Now think about this from both sides. You have “guilty” whites who feel sorry for the black mans plight, and you have “guilty” blacks who are brainwashed to think success in the fullest sense is something to be ashamed of. Can we get ANYWHERE with this kind of constraint? The Obama’s of this world are exceptions… the 1 in 3 black men that will experience prison at least once in their life are the rule. And it’s EVERYONES fault.
So how can we change it. To me it’s very simple. It starts at home. Parents need to teach their children to demand excellence regardless of the situation. Teachers need to demand excellence in their classrooms. Employers need to demand excellence from their employees. And above all everyone needs to own it and not be afraid of the conversation that follows with each individual experience.

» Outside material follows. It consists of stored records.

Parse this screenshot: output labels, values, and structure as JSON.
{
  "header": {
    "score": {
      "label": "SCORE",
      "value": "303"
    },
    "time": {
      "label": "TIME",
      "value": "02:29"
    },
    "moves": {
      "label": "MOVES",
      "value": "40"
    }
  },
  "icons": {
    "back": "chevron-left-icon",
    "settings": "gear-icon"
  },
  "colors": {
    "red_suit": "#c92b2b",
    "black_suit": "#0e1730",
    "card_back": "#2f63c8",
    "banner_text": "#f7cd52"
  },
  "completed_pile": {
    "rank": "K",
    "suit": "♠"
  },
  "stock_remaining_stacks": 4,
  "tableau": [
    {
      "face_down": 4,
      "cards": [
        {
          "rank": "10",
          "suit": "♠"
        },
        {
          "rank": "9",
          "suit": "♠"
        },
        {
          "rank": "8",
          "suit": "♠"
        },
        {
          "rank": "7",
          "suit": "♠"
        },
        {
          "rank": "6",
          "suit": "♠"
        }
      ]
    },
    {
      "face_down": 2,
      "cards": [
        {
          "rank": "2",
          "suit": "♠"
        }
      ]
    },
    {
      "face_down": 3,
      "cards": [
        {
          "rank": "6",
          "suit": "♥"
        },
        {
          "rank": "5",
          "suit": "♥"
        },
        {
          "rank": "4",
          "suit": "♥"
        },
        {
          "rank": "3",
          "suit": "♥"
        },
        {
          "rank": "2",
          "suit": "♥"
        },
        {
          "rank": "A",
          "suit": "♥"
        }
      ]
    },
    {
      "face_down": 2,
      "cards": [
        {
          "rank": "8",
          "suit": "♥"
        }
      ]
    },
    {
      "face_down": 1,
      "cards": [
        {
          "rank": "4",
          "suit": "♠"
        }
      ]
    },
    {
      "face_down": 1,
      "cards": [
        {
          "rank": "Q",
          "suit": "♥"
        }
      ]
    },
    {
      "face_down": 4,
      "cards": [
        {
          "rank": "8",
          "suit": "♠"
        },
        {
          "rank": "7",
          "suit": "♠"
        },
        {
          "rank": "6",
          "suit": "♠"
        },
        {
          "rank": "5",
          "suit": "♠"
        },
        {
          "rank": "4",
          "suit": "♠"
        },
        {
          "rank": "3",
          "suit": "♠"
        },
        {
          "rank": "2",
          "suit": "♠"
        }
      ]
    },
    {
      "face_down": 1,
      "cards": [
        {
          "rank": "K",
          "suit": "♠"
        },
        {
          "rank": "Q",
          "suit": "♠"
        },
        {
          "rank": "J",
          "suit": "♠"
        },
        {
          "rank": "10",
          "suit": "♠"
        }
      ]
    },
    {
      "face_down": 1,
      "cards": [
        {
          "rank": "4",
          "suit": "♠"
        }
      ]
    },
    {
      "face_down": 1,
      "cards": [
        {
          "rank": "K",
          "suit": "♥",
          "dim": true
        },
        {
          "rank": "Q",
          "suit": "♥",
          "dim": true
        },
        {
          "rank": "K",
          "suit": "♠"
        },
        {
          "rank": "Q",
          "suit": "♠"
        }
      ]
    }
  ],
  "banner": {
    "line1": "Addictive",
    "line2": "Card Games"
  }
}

How hard is it to say, “no matter what you do, treat others as you’d like to be treated, and challenge them to succeed as you challenge yourself”. It’s so simple that is makes me furious to think we haven’t figured it out yet. The president getting elected wasn’t the end of anything. It was the beginning of a conversation that had long been under the rug but the biggest thing in the room. Obama brought out all the crazies on both sides and now we can see them. We need to challenge the way they think, speak, and act. The civil rights movement was the northern star… we see it… but we still don’t understand it. And in order to reach that pinnacle of humanity we need to struggle in our journey towards it. Obama being elected president was a victory along this journey but it surely isn’t the destination for the story of America. So for me… if you’re going to tell me that you feel sorry for me because I’m black, or that I’m a sell out because I’m black and successful, then you might as well just call me “nigger” and make your true intentions known.
(these are just my opinions but I’m open to any discussion on the subject)